Yet, after the war, many jihadists did not leave. The Saudi government has spent millions funding the construction of mosques and religious education centers. More ominously, Saudi-backed clerics have vigorously promoted Wahhabism, an intolerant and extreme form of Islam. In pamphlets, books and sermons, Wahhabis demand an Islamist Bosnia where Orthodox Christian Serbs and Catholic Croats are subjugated under Shariah law. The goal is also to drive out Western, especially American, influence. It’s no accident that Mr. Jasarevic is a Wahhabi. Militant Islam has regained a foothold in the Balkans.

For the past decade, anti-American sentiment has intensified among segments of Bosniaks. Following the toppling of the Taliban regime in Afghanistan, U.S. troops found more than 1,000 dead jihadists on the battlefield possessing Bosnian passports. The Saudis have supported several Bosnian charities serving as front groups for al Qaeda cells.

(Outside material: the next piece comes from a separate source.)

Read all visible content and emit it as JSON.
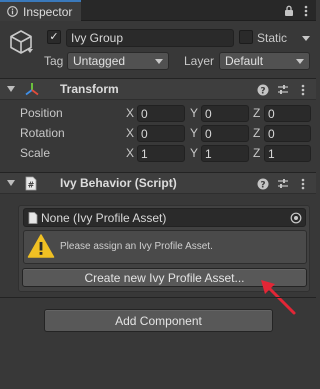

Radical organizations, such as the Young Muslims, have proliferated. During the Iraq war, some Bosnian Muslim fighters joined the insurgency against American forces. At one of Sarajevo’s main mosques, the second-highest-ranking cleric in the country, Ismet Spahic, publicly denounced the U.S.-led campaign in Iraq as “genocide.” Western intelligence reports say Bosnia has become fertile soil for recruiting “white al Qaeda” – Islamic extremists with Caucasian features, who could easily blend into American or European cities and commit heinous atrocities.

Western public officials, however, have refused even to acknowledge the Islamist problem. For example, from 2002 through 2006, the international high representative for Bosnia, Paddy Ashdown, repeatedly downplayed the rise of Wahhabism under his watch. Mr. Ashdown acted as the viceroy of Bosnia. He preferred to preside over pompous ceremonies, amass administrative power and gorge at elaborate banquets. He refused to speak out against incidents of Islamic extremism, such as vandalism against Catholic churches, the harassment of priests and nuns, and the growing persecution of Bosnian Croatians. He feared offending Muslim sensibilities.

The irony is that it was American air power that finally brought the Bosnian Serbs to heel and saved countless Bosniak lives. And still, jihadists such as Mr. Jasarevic are eager to wage holy war. This reveals the moral depravity and spiritual darkness at the heart of Islamic fundamentalism. The fundamentalists cannot be appeased. The West – including the peoples of the Balkans – must awaken to this evil force lurking in the heart of Europe.

Jeffrey T. Kuhner is a columnist at The Washington Times and president of the Edmund Burke Institute.

Source:

http://www.washingtontimes.com/news/2011/nov/10/radical-islam-in-the-heart-of-europe/